Draw a line from Zosma to Chertan and, about two finger widths farther from Chertan, is a famous trio of spiral galaxies called the Leo Triplet. All three galaxies (two of which are on Messier’s list as M65 and M66), when viewed from a dark sky location, can be framed in a good telescope at low magnification. I’ll post a photo on tumblr here. Another sprinkling of galaxies is located midway between Chertan and Regulus, two finger widths below the line joining the two stars. This group contains M95, M96, and M105 — plus another non-messier galaxy. And that’s just the beginning…
For the next couple of months, Leo will slowly stalk westward across the heavens. Take a few minutes to look at this majestic and ancient constellation.

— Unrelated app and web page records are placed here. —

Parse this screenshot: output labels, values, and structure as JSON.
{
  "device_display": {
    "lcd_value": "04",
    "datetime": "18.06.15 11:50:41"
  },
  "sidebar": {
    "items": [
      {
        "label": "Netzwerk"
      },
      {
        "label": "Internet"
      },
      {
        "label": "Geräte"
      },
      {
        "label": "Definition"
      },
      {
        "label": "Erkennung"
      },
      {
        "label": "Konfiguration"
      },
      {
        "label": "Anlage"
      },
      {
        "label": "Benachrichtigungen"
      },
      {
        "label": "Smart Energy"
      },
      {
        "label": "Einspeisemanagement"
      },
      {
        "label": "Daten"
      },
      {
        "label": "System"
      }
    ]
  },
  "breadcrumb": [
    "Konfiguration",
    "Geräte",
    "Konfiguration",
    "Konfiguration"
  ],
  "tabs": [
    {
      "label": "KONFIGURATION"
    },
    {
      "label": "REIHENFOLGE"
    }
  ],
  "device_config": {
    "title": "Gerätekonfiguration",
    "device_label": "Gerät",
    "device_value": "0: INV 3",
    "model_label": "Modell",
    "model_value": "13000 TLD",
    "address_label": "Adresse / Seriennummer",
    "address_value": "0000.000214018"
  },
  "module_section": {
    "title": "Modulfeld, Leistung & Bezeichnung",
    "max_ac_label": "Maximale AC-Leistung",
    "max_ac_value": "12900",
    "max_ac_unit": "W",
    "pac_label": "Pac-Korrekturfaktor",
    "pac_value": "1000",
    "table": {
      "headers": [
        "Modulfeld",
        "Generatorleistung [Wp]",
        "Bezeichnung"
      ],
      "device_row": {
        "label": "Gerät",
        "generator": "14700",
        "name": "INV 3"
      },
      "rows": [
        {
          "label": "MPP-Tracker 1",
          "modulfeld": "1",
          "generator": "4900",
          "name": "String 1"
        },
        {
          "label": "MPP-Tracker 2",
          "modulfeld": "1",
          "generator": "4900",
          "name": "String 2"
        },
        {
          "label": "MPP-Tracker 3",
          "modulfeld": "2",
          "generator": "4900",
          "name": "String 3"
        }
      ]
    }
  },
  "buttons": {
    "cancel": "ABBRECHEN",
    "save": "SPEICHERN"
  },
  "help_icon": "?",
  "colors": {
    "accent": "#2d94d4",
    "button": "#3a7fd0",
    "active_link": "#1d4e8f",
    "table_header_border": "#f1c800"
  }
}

Special Events for Jupiter
You can use even a modest telescope to observe interesting events among Jupiter’s four bright Galilean Satellites named Io, Europa, Callisto, and Ganymede (in order of distance from Jupiter). Below are the best Jupiter moon events this week (all times in EDT). (Southern hemisphere observers should swap left and right in the notes below.)
On Fri, Apr 29 at 12:30 am Io passes behind Jupiter’s right edge, and then pops out of Jupiter’s shadow on the opposite side at 3:49 am. On Friday evening from 9:41 to 11:56 pm, Io will transit, followed by its shadow from 10:44 pm to 12:59 am. On Sat, Apr 30 from 12:37 to 3:24 am, Europa transits, followed by its shadow from 2:46 until the planet sets after 4 am. On Saturday evening at 10:18 pm, Io pops out of Jupiter’s shadow (on the left side). On Sun, May 1 at 11:53 pm, Europa will pop out of Jupiter’s shadow (to the left of the planet).Get out your scope, big or small, and try them!

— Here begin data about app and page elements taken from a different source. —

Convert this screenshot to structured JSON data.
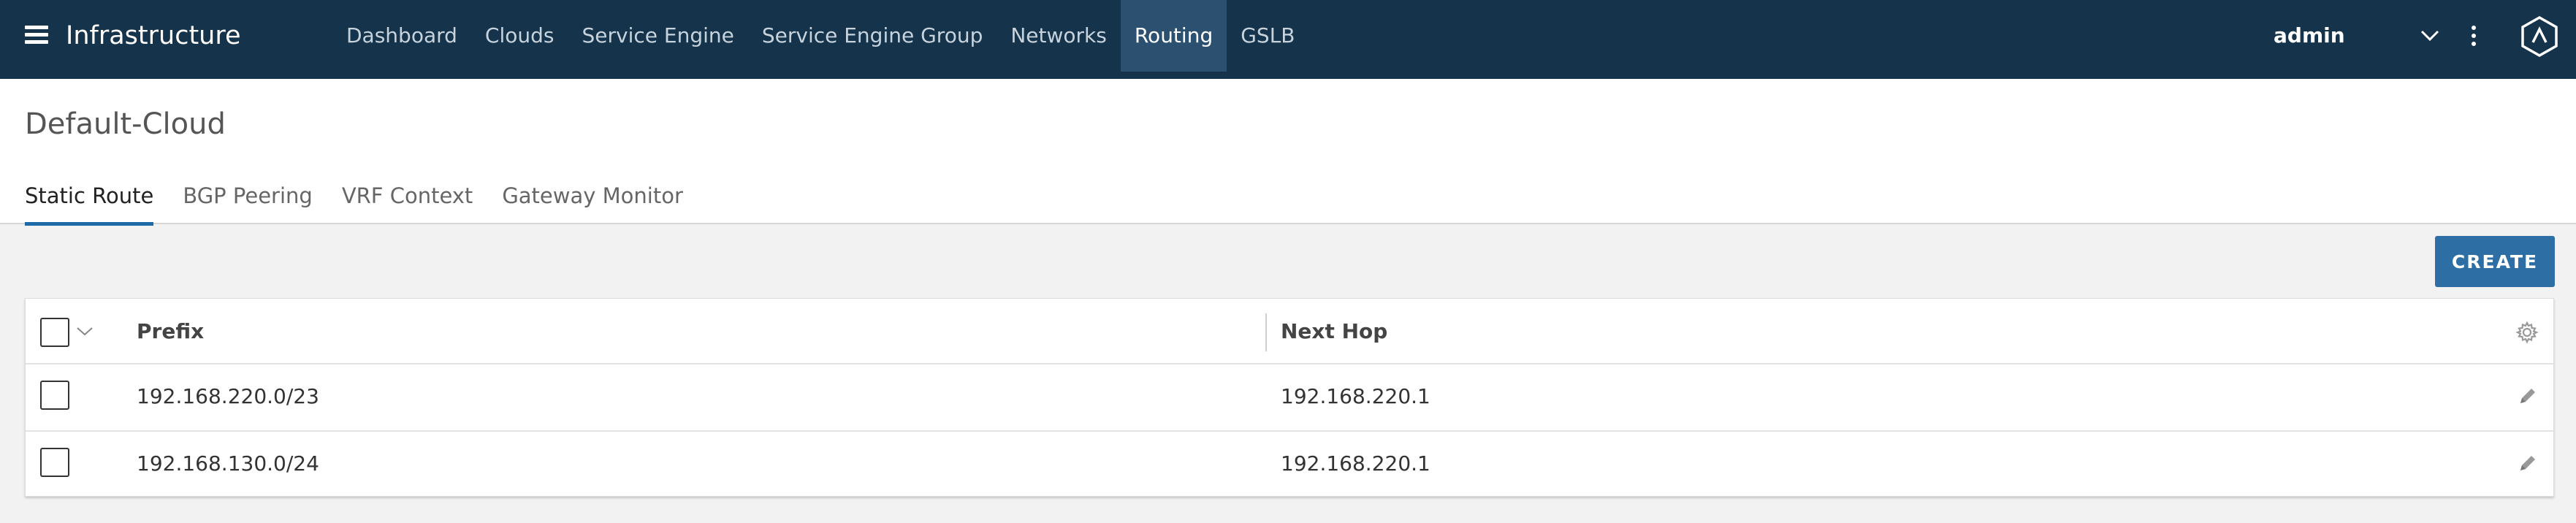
{
  "topbar": {
    "app_title": "Infrastructure",
    "nav": [
      {
        "label": "Dashboard",
        "active": false
      },
      {
        "label": "Clouds",
        "active": false
      },
      {
        "label": "Service Engine",
        "active": false
      },
      {
        "label": "Service Engine Group",
        "active": false
      },
      {
        "label": "Networks",
        "active": false
      },
      {
        "label": "Routing",
        "active": true
      },
      {
        "label": "GSLB",
        "active": false
      }
    ],
    "user": "admin",
    "icons": {
      "menu": "hamburger-menu-icon",
      "user_dropdown": "chevron-down-icon",
      "more": "kebab-menu-icon",
      "brand": "avi-logo-icon"
    }
  },
  "page": {
    "title": "Default-Cloud",
    "tabs": [
      {
        "label": "Static Route",
        "active": true
      },
      {
        "label": "BGP Peering",
        "active": false
      },
      {
        "label": "VRF Context",
        "active": false
      },
      {
        "label": "Gateway Monitor",
        "active": false
      }
    ]
  },
  "actions": {
    "create_label": "CREATE"
  },
  "table": {
    "columns": [
      "Prefix",
      "Next Hop"
    ],
    "rows": [
      {
        "prefix": "192.168.220.0/23",
        "next_hop": "192.168.220.1"
      },
      {
        "prefix": "192.168.130.0/24",
        "next_hop": "192.168.220.1"
      }
    ],
    "icons": {
      "settings": "gear-icon",
      "edit": "pencil-icon"
    }
  },
  "colors": {
    "topbar_bg": "#15334a",
    "active_nav_bg": "#2c5170",
    "accent": "#1e6aa6",
    "button_bg": "#2d6ea5"
  }
}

The Great Red Spot (GRS) can also be observed in a decent backyard telescope, if you know when to look. Great Red Spot transits take about three hours to complete. Here are the eastern daylight times of the GRS transits visible in the GTA this week, given for the midway point (i.e., 90 minutes into it): Mon, Apr 25 at 12:02 am, Mon, Apr 25 at 7:53 pm as twilight ends, Wed, Apr 27 at 1:40 am, Wed, Apr 27 at 9:32 pm, Fri, Apr 29 at 3:19 am, and Fri, Apr 29 at 11:10 pm.
Keep looking up to enjoy the sky! I love getting questions so, if you have any, send me a note.
Stargazing News for this week (from April 27) by Chris Vaughan. (Feel free to pass this along to friends and send me your comments, questions, and suggested topics.) I post these with photos at http://astrogeoguy.tumblr.com/ where the old editions are archived. You can also follow me on Twitter as @astrogeoguy! All times mentioned are in Eastern Daylight Time. Please click this MailChimp link to subscribe to these emails. If you are a teacher interested in a guided field trip to the David Dunlap Observatory, details are available at www.astrogeo.ca.